No draining or cheese sauce-making required! Cauliflower stands in for milk in this nostalgic, cleaned-up comfort food recipe that’s ready in as little as 20 minutes. The easiest method for this is using a multi-cooker, but stovetop instructions are included if you don’t have one.
Frozen riced cauliflower can stand in for the florets, eliminating the mashing. The sauce won’t be as creamy but it will still be loaded with feel-good veggies!
For bread crumbs, in your multi-cooker, press sauté on the normal setting. Add butter or olive oil, waiting until butter is melted or olive oil is shimmering before adding bread crumbs and thyme. Stir until bread crumbs have toasted, 2 to 4 minutes. Transfer to bowl until ready to serve. Wipe out or wash pot to remove any crumbs.
For mac and cheese, in your multi-cooker, add water, pasta, cauliflower, butter, onion flakes, and nutmeg. Close lid and ensure it is sealed (not venting). Select pressure cooker function on high and cook for 9 minutes. Quick release using the venting lever (best to do this under a running kitchen exhaust fan). Once pressure has released, open lid and vigorously stir and mash with wooden spoon to break up cauliflower, creating a creamy sauce. Stir in cheddar cheese until melted, close lid, and rest for 5 minutes. Stir again before serving topped with bread crumbs, warmed peas, and black pepper.
Stovetop mac and cheese
Make the bread crumbs using the same directions but in a large pot over medium heat, then wipe out or wash pot. Add water, pasta, cauliflower, butter, onion flakes, nutmeg, and salt to large pot. Bring everything to a boil, reduce to medium, and cook for 10 to 15 minutes, stirring often, until noodles are cooked. Add additional water if it looks dry before noodles are tender.

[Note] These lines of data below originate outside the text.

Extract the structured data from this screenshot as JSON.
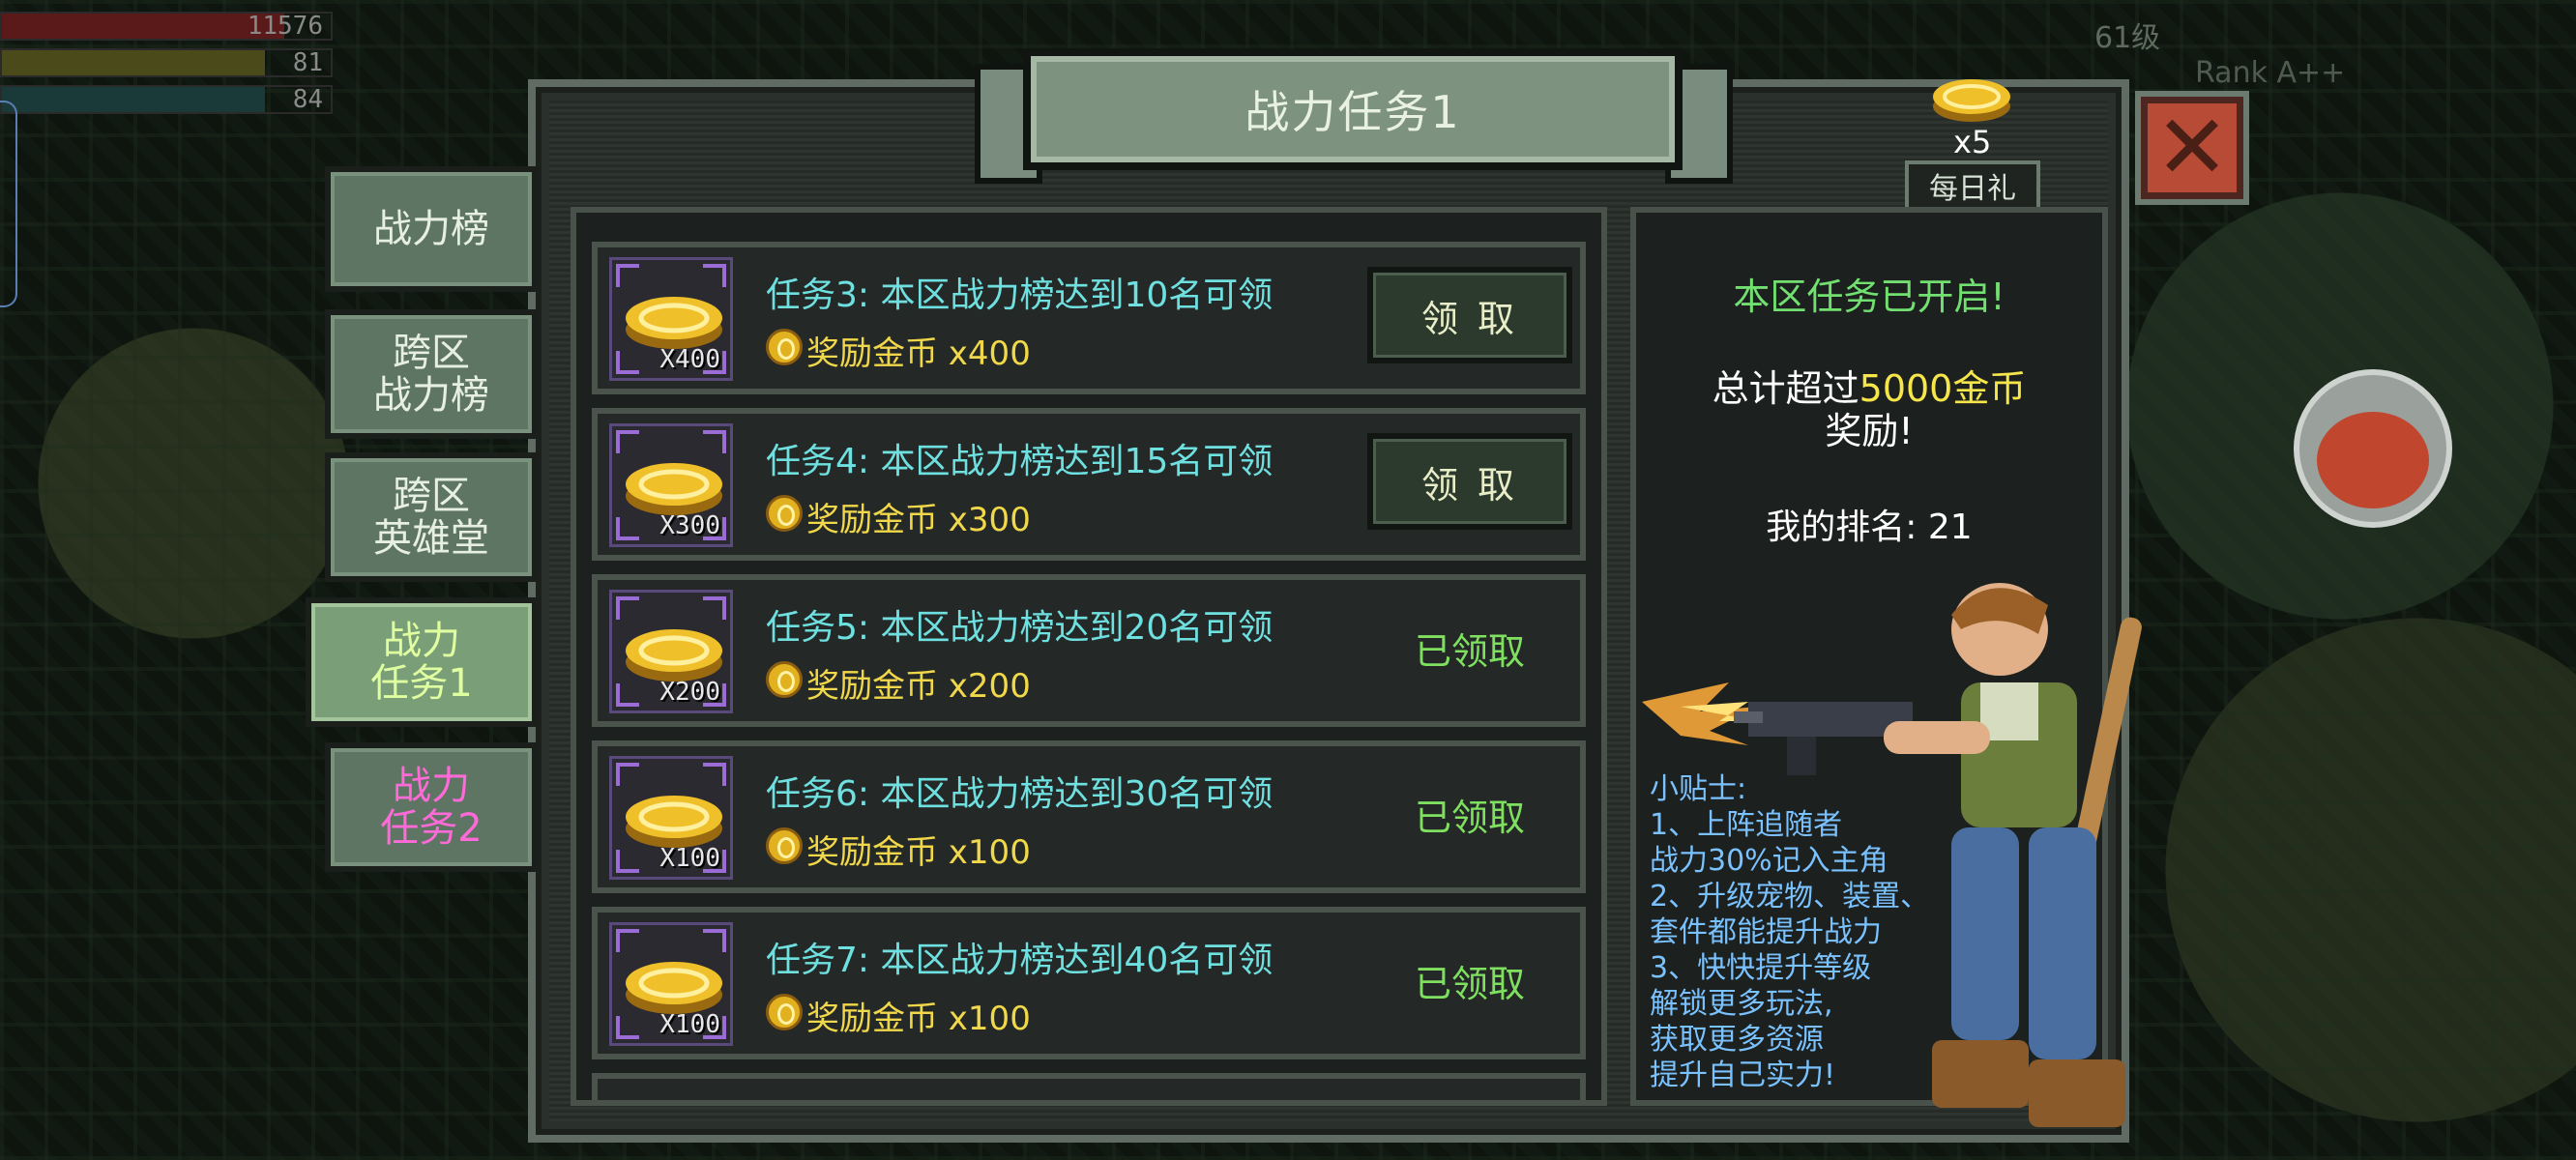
{
  "hud": {
    "hp_value": "11576",
    "mp_value": "81",
    "xp_value": "84",
    "level_text": "61级",
    "rank_text": "Rank A++"
  },
  "title": "战力任务1",
  "daily_gift": {
    "count": "x5",
    "label": "每日礼"
  },
  "close_icon": "close-icon",
  "tabs": [
    {
      "label": "战力榜"
    },
    {
      "label": "跨区\n战力榜"
    },
    {
      "label": "跨区\n英雄堂"
    },
    {
      "label": "战力\n任务1"
    },
    {
      "label": "战力\n任务2"
    }
  ],
  "active_tab": 3,
  "tasks": [
    {
      "title": "任务3: 本区战力榜达到10名可领",
      "reward": "奖励金币 x400",
      "qty": "X400",
      "action": "领 取",
      "claimed": false
    },
    {
      "title": "任务4: 本区战力榜达到15名可领",
      "reward": "奖励金币 x300",
      "qty": "X300",
      "action": "领 取",
      "claimed": false
    },
    {
      "title": "任务5: 本区战力榜达到20名可领",
      "reward": "奖励金币 x200",
      "qty": "X200",
      "action": "已领取",
      "claimed": true
    },
    {
      "title": "任务6: 本区战力榜达到30名可领",
      "reward": "奖励金币 x100",
      "qty": "X100",
      "action": "已领取",
      "claimed": true
    },
    {
      "title": "任务7: 本区战力榜达到40名可领",
      "reward": "奖励金币 x100",
      "qty": "X100",
      "action": "已领取",
      "claimed": true
    }
  ],
  "info": {
    "status": "本区任务已开启!",
    "total_prefix": "总计超过",
    "total_highlight": "5000金币",
    "total_suffix": "奖励!",
    "rank": "我的排名: 21"
  },
  "tips": [
    "小贴士:",
    "1、上阵追随者",
    "战力30%记入主角",
    "2、升级宠物、装置、",
    "套件都能提升战力",
    "3、快快提升等级",
    "解锁更多玩法,",
    "获取更多资源",
    "提升自己实力!"
  ],
  "colors": {
    "task_title": "#6fe0e0",
    "reward_text": "#f1d84a",
    "claimed_text": "#7fe060",
    "status_text": "#72e070",
    "tips_text": "#7ac2ff",
    "highlight": "#f6e64a",
    "close_bg": "#b84b35"
  }
}
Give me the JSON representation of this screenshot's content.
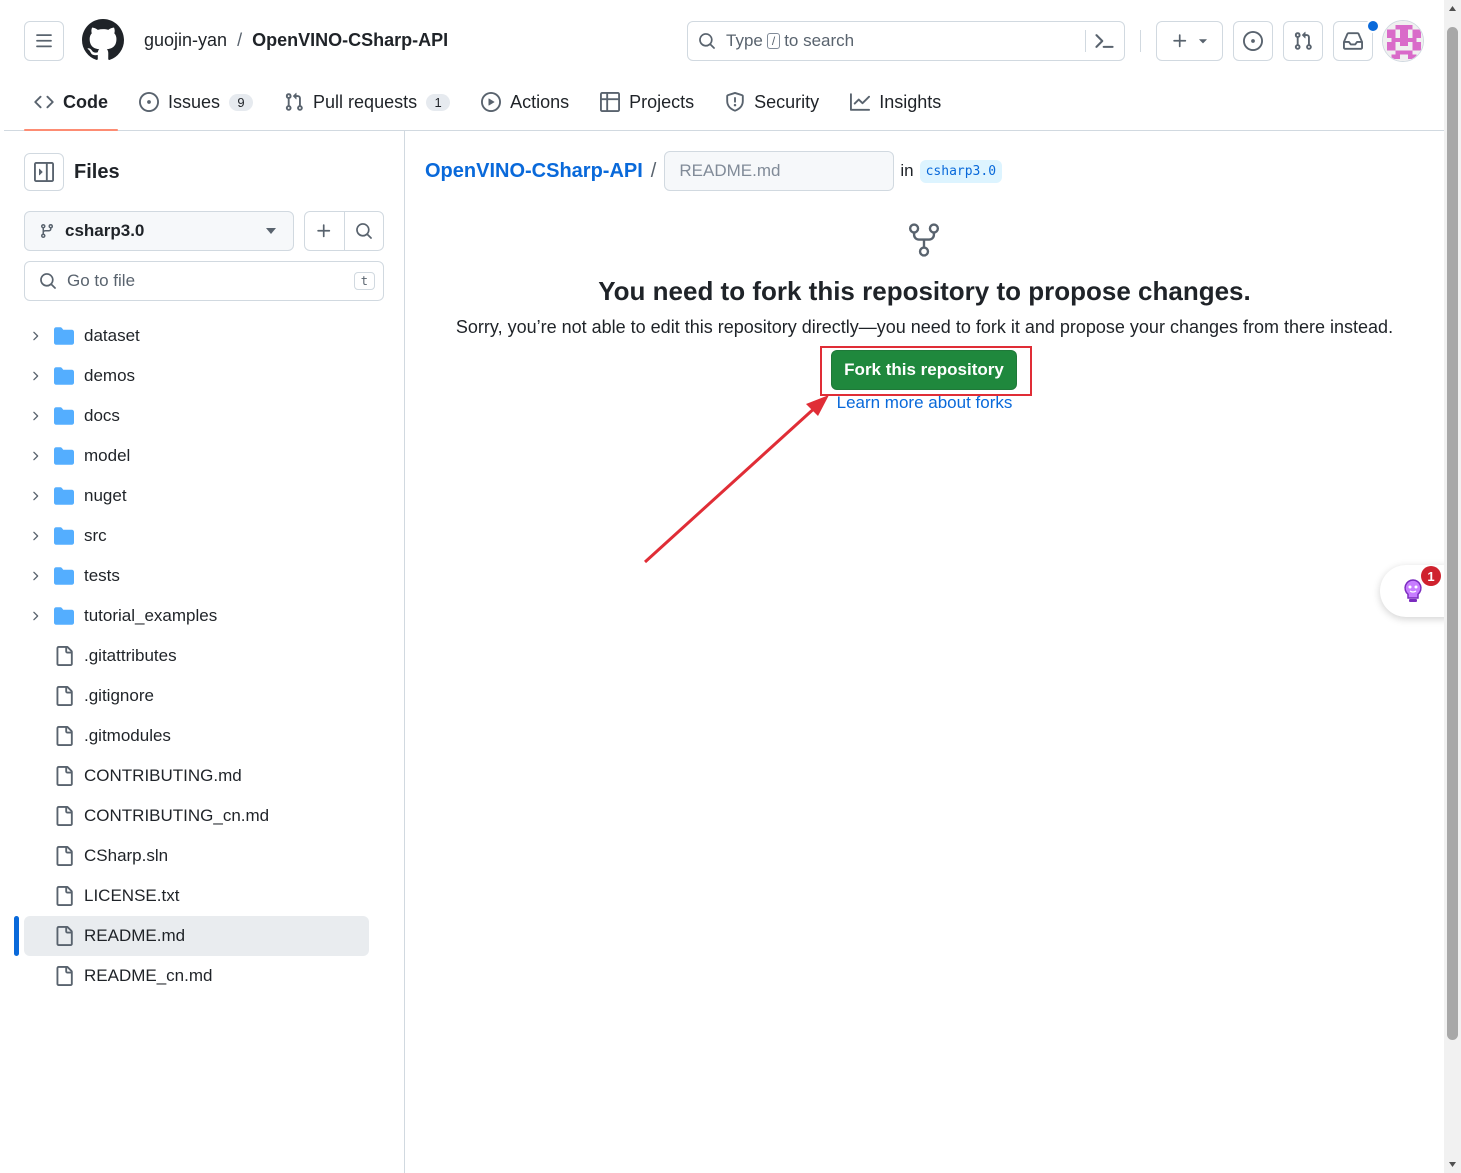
{
  "header": {
    "owner": "guojin-yan",
    "separator": "/",
    "repo": "OpenVINO-CSharp-API",
    "search_prefix": "Type",
    "search_key": "/",
    "search_suffix": "to search"
  },
  "tabs": [
    {
      "label": "Code",
      "icon": "code-icon",
      "active": true
    },
    {
      "label": "Issues",
      "icon": "issue-icon",
      "count": "9"
    },
    {
      "label": "Pull requests",
      "icon": "pull-request-icon",
      "count": "1"
    },
    {
      "label": "Actions",
      "icon": "play-icon"
    },
    {
      "label": "Projects",
      "icon": "table-icon"
    },
    {
      "label": "Security",
      "icon": "shield-icon"
    },
    {
      "label": "Insights",
      "icon": "graph-icon"
    }
  ],
  "sidebar": {
    "title": "Files",
    "branch": "csharp3.0",
    "goto_placeholder": "Go to file",
    "goto_shortcut": "t",
    "items": [
      {
        "label": "dataset",
        "type": "folder"
      },
      {
        "label": "demos",
        "type": "folder"
      },
      {
        "label": "docs",
        "type": "folder"
      },
      {
        "label": "model",
        "type": "folder"
      },
      {
        "label": "nuget",
        "type": "folder"
      },
      {
        "label": "src",
        "type": "folder"
      },
      {
        "label": "tests",
        "type": "folder"
      },
      {
        "label": "tutorial_examples",
        "type": "folder"
      },
      {
        "label": ".gitattributes",
        "type": "file"
      },
      {
        "label": ".gitignore",
        "type": "file"
      },
      {
        "label": ".gitmodules",
        "type": "file"
      },
      {
        "label": "CONTRIBUTING.md",
        "type": "file"
      },
      {
        "label": "CONTRIBUTING_cn.md",
        "type": "file"
      },
      {
        "label": "CSharp.sln",
        "type": "file"
      },
      {
        "label": "LICENSE.txt",
        "type": "file"
      },
      {
        "label": "README.md",
        "type": "file",
        "selected": true
      },
      {
        "label": "README_cn.md",
        "type": "file"
      }
    ]
  },
  "main": {
    "path_repo": "OpenVINO-CSharp-API",
    "path_sep": "/",
    "filename_placeholder": "README.md",
    "in_label": "in",
    "branch_chip": "csharp3.0",
    "fork_title": "You need to fork this repository to propose changes.",
    "fork_desc": "Sorry, you’re not able to edit this repository directly—you need to fork it and propose your changes from there instead.",
    "fork_button": "Fork this repository",
    "learn_link": "Learn more about forks"
  },
  "floating": {
    "badge_count": "1"
  },
  "colors": {
    "accent_blue": "#0969da",
    "fork_green": "#1f883d",
    "annotation_red": "#e02d36",
    "tab_underline": "#fd8c73"
  }
}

Mash cauliflower to form sauce, and stir in cheese until melted. Taste and season with salt, if needed. Cover and rest for 5 minutes before serving. Stir pasta and serve topped with bread crumbs, peas, and black pepper.
You might think of protein as something you mainly get from a meal and, therefore, not a component of dessert. But, if you’re going to opt for dessert from time to time, why not consider working in ingredients that go big on this important macronutrient? It’s easier (and more delicious) than you may think! Protein is an essential part of every cell in your body and plays a starring role in bone, muscle, and skin health. So, certainly, you want to make sure you’re eating enough. And it’s best to spread protein intake throughout the day, since your body needs a continual supply. This is why it can be a great idea to try to include protein in your desserts. When protein is provided in sufficient amounts in a dessert, it may help you feel more satiated and help temper blood sugar swings. Plus, in many cases, that protein comes in a package of other nutritional benefits. For instance, if you’re eating a dessert made with protein-packed Greek yogurt, you’re not just getting protein; you’re getting all the yogurt’s bone-benefitting calcium and immune-boosting probiotics, too. Adding nuts to your dessert doesn’t just provide plant-based protein, but it also provides heart-healthy fats. Yes, desserts need not be just empty calories. Ready for a treat? These protein-filled desserts with a healthy twist are dietitian-approved—and delicious.
Tender tofu and fresh-tasting mango sauce combine to make a nutritious, Japanese-style dessert with little effort. But don’t worry: your dessert will not taste beany. Silken soft tofu has a rather neutral flavour. The key here is to use blocks of very soft tofu as opposed to firm or extra-firm versions. Silken tofu is undrained and unpressed tofu. It has the highest water content of all types of tofu and is made by coagulating soy milk without curdling it. It’s ultra-soft texture means it can be easily blended with other ingredients and used to boost protein numbers in puddings, cakes, tarts, ice cream, and even smoothies.
Fool is a classic English dessert made, traditionally, by folding a stewed fruit into a creamy, sweet custard. This modern take adds layers of sweet pumpkin flavour and swaps out much of the cream for higher-protein Greek yogurt. The crunchy chocolate topping is a special finishing touch. Beat it It’s the fat in cream that helps trap air bubbles that make it light and fluffy. If it gets too warm, the fat melts and the air escapes. Start with a cold bowl and beaters (or a cold balloon whisk, if you’re whipping by hand). Put your bowl (ideally a stainless one) and beaters in the freezer for 15 minutes before whipping. They’ll chill easily and help keep everything cool during the whipping process.
Blondies are basically “blonde brownies.” There is no cocoa or melted chocolate in the batter of a blondie. Here, the nutritionally lacklustre all-purpose flour is swapped out for puréed beans for a higher dose of protein. The end result is just as tender and chewy without any noticeable bean flavour. A great potluck dessert option, too. If desired, chopped nuts can be used instead of chocolate chips. Squeeze play To easily fit a piece of parchment paper into a baking dish, run it under cold water for a couple of seconds, scrunch it up, and then squeeze out the excess moisture. Now it will effortlessly form into the pan.